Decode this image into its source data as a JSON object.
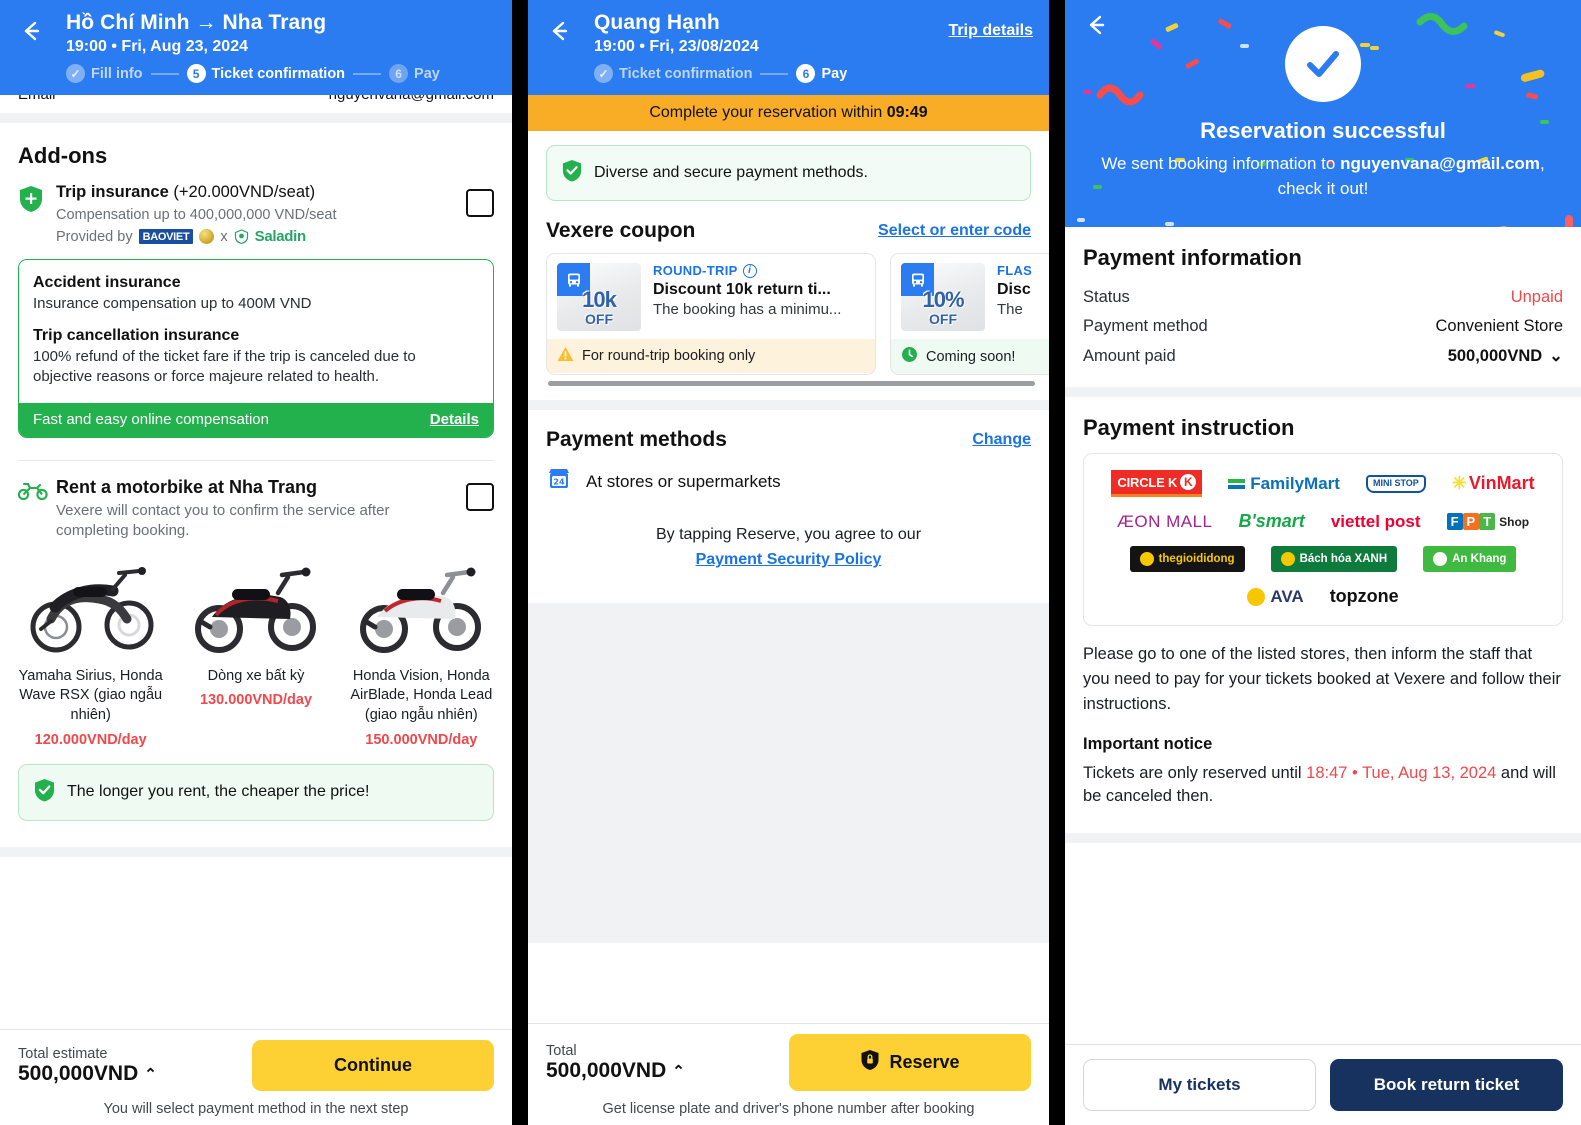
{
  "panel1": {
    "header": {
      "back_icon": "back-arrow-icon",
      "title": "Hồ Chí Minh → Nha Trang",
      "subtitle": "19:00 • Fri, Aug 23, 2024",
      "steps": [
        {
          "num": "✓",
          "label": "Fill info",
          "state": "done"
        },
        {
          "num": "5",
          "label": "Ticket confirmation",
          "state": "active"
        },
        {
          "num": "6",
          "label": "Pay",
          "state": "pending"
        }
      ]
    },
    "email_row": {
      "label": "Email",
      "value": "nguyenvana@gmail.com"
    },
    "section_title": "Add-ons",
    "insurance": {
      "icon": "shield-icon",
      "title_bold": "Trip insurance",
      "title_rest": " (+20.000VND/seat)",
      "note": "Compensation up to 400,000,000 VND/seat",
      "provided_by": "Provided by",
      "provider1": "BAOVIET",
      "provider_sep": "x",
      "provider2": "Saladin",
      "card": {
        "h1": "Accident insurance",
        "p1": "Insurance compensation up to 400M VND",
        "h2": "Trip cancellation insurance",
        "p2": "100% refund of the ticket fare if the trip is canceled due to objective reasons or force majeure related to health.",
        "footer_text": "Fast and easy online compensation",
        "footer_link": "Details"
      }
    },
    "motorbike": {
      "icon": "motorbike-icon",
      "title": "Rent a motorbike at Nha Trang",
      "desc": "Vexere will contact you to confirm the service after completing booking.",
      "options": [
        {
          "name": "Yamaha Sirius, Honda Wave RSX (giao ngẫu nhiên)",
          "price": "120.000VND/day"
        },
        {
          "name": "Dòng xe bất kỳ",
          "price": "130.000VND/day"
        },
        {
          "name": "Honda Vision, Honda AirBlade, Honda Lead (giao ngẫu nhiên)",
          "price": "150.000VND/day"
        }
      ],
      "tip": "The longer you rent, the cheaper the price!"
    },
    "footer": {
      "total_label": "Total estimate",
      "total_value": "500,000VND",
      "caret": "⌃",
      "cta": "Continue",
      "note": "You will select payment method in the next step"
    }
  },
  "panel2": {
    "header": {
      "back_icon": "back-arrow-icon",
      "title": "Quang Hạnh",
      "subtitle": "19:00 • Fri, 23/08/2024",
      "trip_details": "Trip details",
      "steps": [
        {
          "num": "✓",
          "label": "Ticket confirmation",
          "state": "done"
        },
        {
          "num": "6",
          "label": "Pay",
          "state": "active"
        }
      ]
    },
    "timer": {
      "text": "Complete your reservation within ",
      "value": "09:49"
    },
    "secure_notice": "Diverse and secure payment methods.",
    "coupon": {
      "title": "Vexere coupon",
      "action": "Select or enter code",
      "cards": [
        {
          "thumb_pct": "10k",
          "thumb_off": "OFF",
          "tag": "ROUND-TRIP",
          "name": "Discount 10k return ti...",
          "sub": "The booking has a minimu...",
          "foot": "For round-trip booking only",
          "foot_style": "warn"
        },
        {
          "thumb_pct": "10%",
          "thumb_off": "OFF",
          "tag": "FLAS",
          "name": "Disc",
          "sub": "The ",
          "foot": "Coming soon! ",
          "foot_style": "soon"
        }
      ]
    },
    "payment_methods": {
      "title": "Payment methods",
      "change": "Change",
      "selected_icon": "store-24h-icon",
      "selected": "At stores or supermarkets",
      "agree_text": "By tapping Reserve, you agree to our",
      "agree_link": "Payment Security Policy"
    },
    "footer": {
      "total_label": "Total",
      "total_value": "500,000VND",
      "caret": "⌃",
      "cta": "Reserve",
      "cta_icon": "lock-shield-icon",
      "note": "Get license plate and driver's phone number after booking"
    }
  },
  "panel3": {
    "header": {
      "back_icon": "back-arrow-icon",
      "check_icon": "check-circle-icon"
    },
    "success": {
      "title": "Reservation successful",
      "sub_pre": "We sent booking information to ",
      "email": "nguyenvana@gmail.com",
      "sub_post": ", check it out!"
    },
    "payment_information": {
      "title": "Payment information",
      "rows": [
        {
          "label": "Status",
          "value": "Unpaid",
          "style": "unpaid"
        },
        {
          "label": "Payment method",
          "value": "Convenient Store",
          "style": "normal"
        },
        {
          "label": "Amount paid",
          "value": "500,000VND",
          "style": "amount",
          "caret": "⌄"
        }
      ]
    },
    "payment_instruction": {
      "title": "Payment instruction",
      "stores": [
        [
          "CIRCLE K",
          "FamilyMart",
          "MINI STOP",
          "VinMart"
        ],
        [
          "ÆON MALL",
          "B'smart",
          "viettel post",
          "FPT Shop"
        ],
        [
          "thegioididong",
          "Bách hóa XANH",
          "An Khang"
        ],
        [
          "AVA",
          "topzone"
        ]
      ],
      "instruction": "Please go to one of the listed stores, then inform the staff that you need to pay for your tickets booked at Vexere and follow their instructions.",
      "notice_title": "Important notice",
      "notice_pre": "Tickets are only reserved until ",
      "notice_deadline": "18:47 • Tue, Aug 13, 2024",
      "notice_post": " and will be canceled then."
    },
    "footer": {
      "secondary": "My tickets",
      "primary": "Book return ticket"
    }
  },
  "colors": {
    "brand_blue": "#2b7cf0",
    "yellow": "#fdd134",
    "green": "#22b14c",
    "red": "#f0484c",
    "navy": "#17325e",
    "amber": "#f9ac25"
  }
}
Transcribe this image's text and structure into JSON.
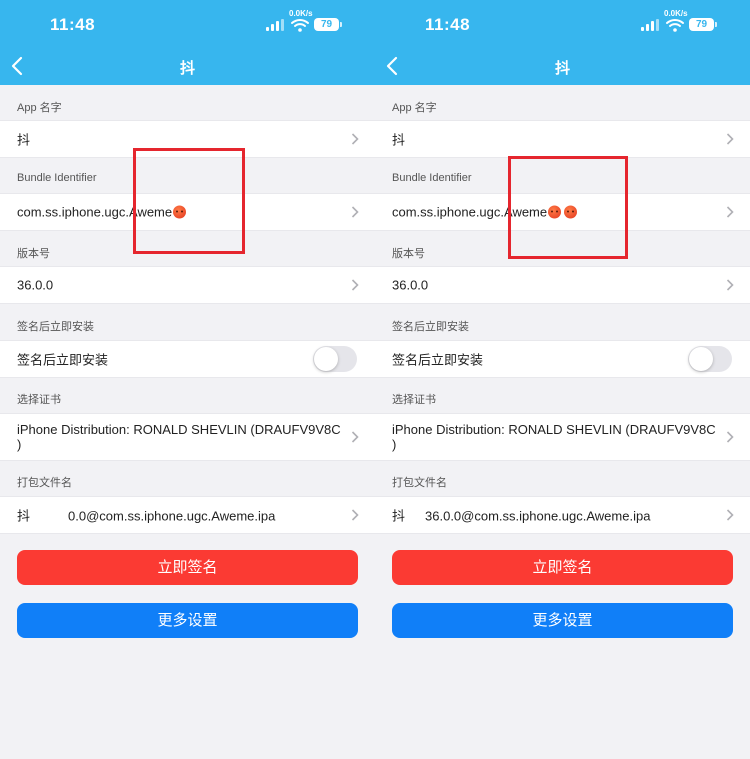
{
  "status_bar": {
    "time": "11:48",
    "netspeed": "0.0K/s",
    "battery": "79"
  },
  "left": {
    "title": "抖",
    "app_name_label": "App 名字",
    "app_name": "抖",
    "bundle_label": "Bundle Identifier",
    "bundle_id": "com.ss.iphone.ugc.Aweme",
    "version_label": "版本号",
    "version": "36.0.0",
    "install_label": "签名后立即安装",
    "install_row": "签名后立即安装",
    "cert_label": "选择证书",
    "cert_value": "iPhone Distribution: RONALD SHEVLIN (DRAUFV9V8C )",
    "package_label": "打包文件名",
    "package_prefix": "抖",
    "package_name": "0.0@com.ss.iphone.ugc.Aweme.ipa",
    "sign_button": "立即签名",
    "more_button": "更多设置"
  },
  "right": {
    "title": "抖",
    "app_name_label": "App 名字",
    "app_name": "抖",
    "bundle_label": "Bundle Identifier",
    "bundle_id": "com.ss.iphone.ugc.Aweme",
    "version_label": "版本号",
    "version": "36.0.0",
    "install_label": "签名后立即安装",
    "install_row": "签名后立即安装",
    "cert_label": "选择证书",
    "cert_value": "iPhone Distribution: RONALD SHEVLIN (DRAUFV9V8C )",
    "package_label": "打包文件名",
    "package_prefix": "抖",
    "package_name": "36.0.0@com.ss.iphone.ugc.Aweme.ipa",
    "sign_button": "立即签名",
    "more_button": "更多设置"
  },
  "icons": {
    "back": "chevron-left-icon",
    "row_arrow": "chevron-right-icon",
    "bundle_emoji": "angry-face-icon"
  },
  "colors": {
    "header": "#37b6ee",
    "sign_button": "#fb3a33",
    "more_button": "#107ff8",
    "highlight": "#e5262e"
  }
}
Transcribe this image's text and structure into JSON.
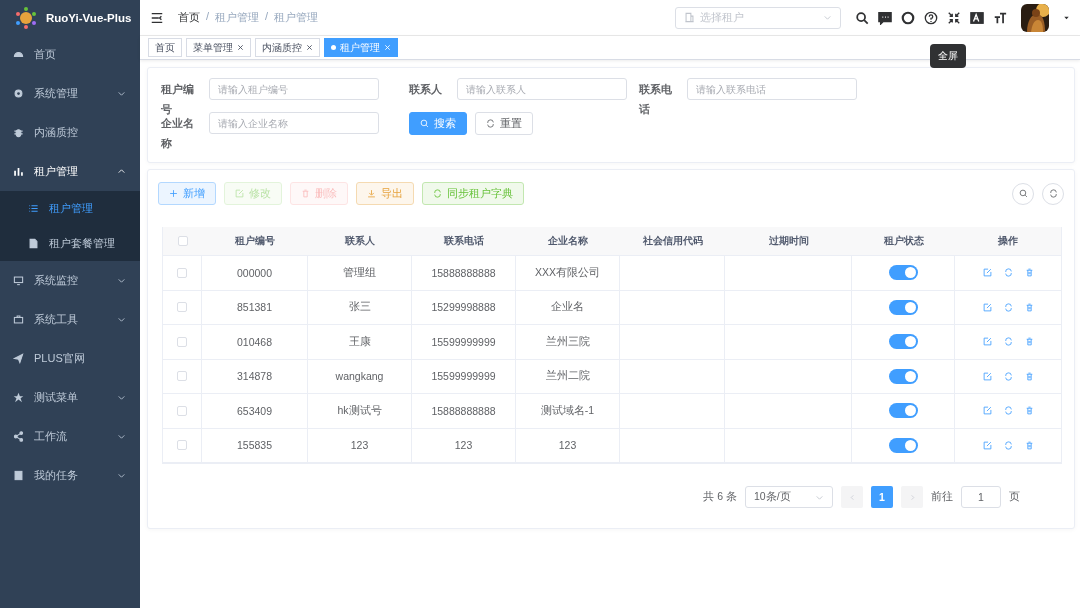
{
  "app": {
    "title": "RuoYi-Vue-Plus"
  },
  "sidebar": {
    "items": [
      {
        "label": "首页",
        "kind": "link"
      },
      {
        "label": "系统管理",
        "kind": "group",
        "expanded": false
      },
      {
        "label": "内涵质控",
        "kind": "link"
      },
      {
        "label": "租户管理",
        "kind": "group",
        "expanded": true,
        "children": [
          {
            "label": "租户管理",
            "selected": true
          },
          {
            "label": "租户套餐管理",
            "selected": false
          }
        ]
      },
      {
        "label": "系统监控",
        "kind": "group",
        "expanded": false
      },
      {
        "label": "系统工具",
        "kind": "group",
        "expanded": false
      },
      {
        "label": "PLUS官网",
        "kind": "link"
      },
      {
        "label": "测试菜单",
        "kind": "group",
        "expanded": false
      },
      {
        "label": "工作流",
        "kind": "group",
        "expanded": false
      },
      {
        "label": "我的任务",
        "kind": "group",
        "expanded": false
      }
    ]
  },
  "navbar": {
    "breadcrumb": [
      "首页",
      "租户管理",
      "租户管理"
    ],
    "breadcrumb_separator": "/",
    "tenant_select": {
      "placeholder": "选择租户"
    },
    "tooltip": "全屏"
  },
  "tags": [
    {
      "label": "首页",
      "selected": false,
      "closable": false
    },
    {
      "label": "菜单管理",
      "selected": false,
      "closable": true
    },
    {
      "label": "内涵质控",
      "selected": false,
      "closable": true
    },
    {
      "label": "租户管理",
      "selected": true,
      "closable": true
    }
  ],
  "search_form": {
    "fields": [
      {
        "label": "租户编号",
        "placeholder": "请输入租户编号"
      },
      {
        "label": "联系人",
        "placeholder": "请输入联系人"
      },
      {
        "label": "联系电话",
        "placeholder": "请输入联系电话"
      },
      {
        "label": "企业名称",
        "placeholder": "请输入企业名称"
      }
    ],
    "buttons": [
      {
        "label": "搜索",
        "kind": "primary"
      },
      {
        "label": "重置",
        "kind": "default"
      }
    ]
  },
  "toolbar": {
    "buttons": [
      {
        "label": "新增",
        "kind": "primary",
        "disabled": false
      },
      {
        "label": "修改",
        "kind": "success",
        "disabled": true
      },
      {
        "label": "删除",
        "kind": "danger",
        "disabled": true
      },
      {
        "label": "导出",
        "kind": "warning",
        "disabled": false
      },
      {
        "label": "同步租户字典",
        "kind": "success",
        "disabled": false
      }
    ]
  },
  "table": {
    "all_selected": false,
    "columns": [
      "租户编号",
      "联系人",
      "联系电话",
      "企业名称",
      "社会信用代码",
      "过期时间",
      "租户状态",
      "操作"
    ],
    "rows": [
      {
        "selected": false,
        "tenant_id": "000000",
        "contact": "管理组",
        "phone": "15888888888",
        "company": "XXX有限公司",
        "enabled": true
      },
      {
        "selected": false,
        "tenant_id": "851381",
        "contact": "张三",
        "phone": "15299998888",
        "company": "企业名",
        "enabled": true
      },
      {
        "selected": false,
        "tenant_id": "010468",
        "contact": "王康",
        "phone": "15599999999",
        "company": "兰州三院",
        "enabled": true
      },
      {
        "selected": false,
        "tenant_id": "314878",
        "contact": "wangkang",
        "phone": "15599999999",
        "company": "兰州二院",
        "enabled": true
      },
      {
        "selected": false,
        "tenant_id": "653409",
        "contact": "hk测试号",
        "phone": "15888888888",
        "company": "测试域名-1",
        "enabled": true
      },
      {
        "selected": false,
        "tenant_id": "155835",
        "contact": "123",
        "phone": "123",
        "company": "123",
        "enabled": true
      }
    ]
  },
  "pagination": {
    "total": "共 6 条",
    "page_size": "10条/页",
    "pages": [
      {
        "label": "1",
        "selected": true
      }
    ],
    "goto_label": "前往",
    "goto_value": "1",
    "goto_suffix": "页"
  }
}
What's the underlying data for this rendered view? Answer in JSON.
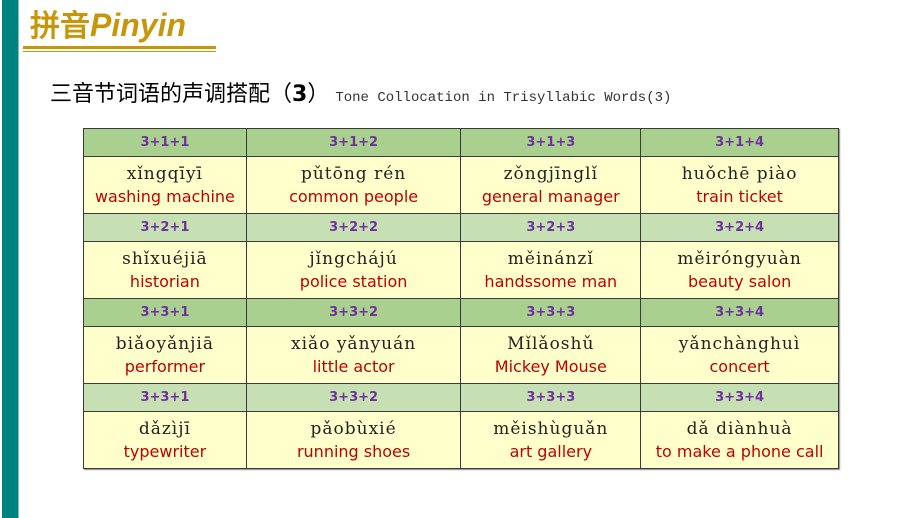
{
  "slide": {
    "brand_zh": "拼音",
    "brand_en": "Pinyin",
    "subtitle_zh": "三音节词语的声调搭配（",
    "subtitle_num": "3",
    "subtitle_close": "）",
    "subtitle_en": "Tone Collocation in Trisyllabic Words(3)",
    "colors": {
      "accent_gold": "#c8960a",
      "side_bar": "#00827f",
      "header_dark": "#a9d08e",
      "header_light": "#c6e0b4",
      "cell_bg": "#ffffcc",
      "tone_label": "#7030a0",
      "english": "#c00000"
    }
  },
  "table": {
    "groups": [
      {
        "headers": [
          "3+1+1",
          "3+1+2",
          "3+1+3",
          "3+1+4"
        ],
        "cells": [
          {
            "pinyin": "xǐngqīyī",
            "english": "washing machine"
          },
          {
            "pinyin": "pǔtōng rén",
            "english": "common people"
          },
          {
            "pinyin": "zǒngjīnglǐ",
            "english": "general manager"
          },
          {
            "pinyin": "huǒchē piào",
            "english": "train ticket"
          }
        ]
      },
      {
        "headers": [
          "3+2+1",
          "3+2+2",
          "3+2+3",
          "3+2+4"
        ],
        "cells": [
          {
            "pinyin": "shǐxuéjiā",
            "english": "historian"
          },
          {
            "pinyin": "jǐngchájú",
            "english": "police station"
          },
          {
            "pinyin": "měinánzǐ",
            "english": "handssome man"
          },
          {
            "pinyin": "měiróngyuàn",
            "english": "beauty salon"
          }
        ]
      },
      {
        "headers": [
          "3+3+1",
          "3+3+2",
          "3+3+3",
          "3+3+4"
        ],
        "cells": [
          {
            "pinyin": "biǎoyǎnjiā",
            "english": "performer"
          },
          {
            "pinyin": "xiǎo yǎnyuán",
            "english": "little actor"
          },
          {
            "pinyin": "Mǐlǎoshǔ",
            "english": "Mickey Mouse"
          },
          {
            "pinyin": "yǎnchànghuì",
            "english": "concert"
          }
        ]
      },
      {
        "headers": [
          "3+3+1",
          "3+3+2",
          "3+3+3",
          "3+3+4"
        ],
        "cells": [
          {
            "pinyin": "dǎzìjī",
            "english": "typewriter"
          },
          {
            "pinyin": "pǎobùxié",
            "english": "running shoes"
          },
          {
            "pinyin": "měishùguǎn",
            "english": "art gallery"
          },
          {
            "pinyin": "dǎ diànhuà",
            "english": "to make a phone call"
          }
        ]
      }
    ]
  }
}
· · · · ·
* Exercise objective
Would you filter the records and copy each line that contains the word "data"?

* Exercise response
Decode this image into its source data as a JSON object.
What's the underlying data for this rendered view? Answer in JSON.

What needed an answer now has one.